> [Task requirements]: Keeping every word and mark, copy all of the data.

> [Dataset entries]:
========================================

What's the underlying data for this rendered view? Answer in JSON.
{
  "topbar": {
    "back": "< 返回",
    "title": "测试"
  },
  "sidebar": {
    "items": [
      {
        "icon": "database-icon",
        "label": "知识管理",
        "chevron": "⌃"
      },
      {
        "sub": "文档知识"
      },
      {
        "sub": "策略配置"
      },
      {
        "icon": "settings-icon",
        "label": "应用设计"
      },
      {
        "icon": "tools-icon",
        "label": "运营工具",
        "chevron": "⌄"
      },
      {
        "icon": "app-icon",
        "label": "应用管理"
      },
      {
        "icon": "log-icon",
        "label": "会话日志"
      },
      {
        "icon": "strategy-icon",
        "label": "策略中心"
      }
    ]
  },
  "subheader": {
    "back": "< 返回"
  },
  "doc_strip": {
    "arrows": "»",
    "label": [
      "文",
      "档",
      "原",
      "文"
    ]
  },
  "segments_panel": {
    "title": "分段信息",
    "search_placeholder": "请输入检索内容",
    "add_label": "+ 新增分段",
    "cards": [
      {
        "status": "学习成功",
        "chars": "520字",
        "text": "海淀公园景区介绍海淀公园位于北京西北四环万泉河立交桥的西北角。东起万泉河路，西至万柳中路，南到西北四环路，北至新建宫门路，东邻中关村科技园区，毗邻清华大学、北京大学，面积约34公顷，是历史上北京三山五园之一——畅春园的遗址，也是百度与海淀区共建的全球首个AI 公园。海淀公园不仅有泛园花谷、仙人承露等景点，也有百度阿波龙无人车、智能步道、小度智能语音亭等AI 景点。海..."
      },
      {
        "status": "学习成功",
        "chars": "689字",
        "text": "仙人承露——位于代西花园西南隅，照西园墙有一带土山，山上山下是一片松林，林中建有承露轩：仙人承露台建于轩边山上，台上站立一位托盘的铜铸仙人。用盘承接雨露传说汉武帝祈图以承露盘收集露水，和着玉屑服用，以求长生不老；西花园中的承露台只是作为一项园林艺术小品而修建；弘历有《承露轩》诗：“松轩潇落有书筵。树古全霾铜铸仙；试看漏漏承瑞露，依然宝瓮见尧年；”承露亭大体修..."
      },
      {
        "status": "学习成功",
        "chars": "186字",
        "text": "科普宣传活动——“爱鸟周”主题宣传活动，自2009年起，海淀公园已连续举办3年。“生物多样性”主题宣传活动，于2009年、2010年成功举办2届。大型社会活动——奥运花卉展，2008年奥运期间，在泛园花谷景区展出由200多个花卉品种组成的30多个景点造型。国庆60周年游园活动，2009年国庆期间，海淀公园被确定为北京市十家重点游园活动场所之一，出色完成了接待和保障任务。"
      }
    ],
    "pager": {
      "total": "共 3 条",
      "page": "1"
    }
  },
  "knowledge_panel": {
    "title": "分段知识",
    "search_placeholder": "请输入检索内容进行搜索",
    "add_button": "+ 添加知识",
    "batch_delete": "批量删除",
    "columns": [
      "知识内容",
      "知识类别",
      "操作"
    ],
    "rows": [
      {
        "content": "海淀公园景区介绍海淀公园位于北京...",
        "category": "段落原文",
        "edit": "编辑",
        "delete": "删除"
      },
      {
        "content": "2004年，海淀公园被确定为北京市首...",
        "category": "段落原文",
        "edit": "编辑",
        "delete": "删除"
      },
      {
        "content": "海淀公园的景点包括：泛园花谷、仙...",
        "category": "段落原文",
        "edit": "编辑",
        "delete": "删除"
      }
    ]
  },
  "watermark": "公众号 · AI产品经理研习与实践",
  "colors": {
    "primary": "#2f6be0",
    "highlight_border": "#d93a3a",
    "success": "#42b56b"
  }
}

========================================

> [Exercise output]:
What's the underlying data for this rendered view? Answer in JSON.
{
  "topbar": {
    "back": "< 返回",
    "title": "测试"
  },
  "sidebar": {
    "items": [
      {
        "icon": "database-icon",
        "label": "知识管理",
        "chevron": "⌃"
      },
      {
        "sub": "文档知识"
      },
      {
        "sub": "策略配置"
      },
      {
        "icon": "settings-icon",
        "label": "应用设计"
      },
      {
        "icon": "tools-icon",
        "label": "运营工具",
        "chevron": "⌄"
      },
      {
        "icon": "app-icon",
        "label": "应用管理"
      },
      {
        "icon": "log-icon",
        "label": "会话日志"
      },
      {
        "icon": "strategy-icon",
        "label": "策略中心"
      }
    ]
  },
  "subheader": {
    "back": "< 返回"
  },
  "doc_strip": {
    "arrows": "»",
    "label": [
      "文",
      "档",
      "原",
      "文"
    ]
  },
  "segments_panel": {
    "title": "分段信息",
    "search_placeholder": "请输入检索内容",
    "add_label": "+ 新增分段",
    "cards": [
      {
        "status": "学习成功",
        "chars": "520字",
        "text": "海淀公园景区介绍海淀公园位于北京西北四环万泉河立交桥的西北角。东起万泉河路，西至万柳中路，南到西北四环路，北至新建宫门路，东邻中关村科技园区，毗邻清华大学、北京大学，面积约34公顷，是历史上北京三山五园之一——畅春园的遗址，也是百度与海淀区共建的全球首个AI 公园。海淀公园不仅有泛园花谷、仙人承露等景点，也有百度阿波龙无人车、智能步道、小度智能语音亭等AI 景点。海..."
      },
      {
        "status": "学习成功",
        "chars": "689字",
        "text": "仙人承露——位于代西花园西南隅，照西园墙有一带土山，山上山下是一片松林，林中建有承露轩：仙人承露台建于轩边山上，台上站立一位托盘的铜铸仙人。用盘承接雨露传说汉武帝祈图以承露盘收集露水，和着玉屑服用，以求长生不老；西花园中的承露台只是作为一项园林艺术小品而修建；弘历有《承露轩》诗：“松轩潇落有书筵。树古全霾铜铸仙；试看漏漏承瑞露，依然宝瓮见尧年；”承露亭大体修..."
      },
      {
        "status": "学习成功",
        "chars": "186字",
        "text": "科普宣传活动——“爱鸟周”主题宣传活动，自2009年起，海淀公园已连续举办3年。“生物多样性”主题宣传活动，于2009年、2010年成功举办2届。大型社会活动——奥运花卉展，2008年奥运期间，在泛园花谷景区展出由200多个花卉品种组成的30多个景点造型。国庆60周年游园活动，2009年国庆期间，海淀公园被确定为北京市十家重点游园活动场所之一，出色完成了接待和保障任务。"
      }
    ],
    "pager": {
      "total": "共 3 条",
      "page": "1"
    }
  },
  "knowledge_panel": {
    "title": "分段知识",
    "search_placeholder": "请输入检索内容进行搜索",
    "add_button": "+ 添加知识",
    "batch_delete": "批量删除",
    "columns": [
      "知识内容",
      "知识类别",
      "操作"
    ],
    "rows": [
      {
        "content": "海淀公园景区介绍海淀公园位于北京...",
        "category": "段落原文",
        "edit": "编辑",
        "delete": "删除"
      },
      {
        "content": "2004年，海淀公园被确定为北京市首...",
        "category": "段落原文",
        "edit": "编辑",
        "delete": "删除"
      },
      {
        "content": "海淀公园的景点包括：泛园花谷、仙...",
        "category": "段落原文",
        "edit": "编辑",
        "delete": "删除"
      }
    ]
  },
  "watermark": "公众号 · AI产品经理研习与实践",
  "colors": {
    "primary": "#2f6be0",
    "highlight_border": "#d93a3a",
    "success": "#42b56b"
  }
}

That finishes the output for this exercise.